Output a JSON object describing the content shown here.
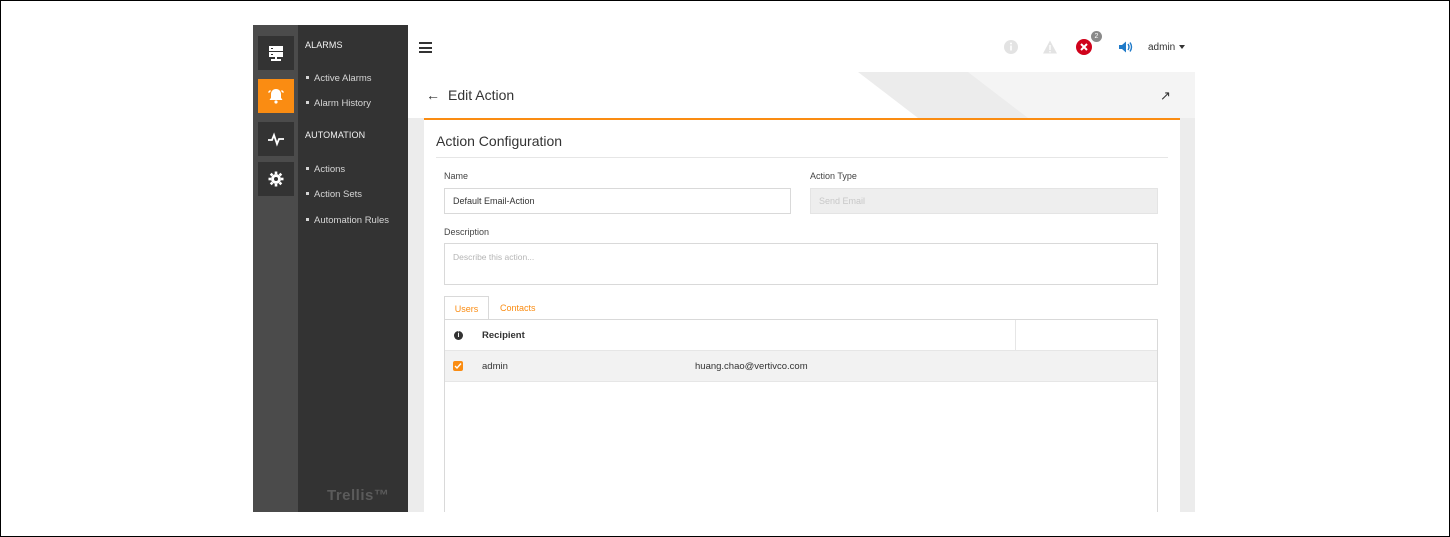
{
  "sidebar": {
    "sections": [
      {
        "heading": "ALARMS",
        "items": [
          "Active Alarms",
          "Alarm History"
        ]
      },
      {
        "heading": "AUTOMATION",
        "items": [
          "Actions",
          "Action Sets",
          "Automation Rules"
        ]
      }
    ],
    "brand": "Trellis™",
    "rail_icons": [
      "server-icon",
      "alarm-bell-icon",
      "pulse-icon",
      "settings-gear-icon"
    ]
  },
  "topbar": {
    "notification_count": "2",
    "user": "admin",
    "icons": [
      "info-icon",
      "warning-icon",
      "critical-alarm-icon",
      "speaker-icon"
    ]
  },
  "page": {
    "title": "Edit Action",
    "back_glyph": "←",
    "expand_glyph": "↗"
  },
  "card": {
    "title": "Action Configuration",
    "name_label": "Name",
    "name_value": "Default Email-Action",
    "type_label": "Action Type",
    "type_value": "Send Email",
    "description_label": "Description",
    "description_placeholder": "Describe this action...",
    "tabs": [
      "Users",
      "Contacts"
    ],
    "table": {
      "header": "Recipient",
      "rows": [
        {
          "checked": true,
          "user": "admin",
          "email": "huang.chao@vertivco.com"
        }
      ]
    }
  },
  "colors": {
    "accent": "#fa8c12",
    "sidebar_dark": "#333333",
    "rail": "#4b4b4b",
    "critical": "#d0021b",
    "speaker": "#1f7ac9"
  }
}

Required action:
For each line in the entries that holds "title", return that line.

The answer:
    "title": "Edit Action",
    "title": "Action Configuration",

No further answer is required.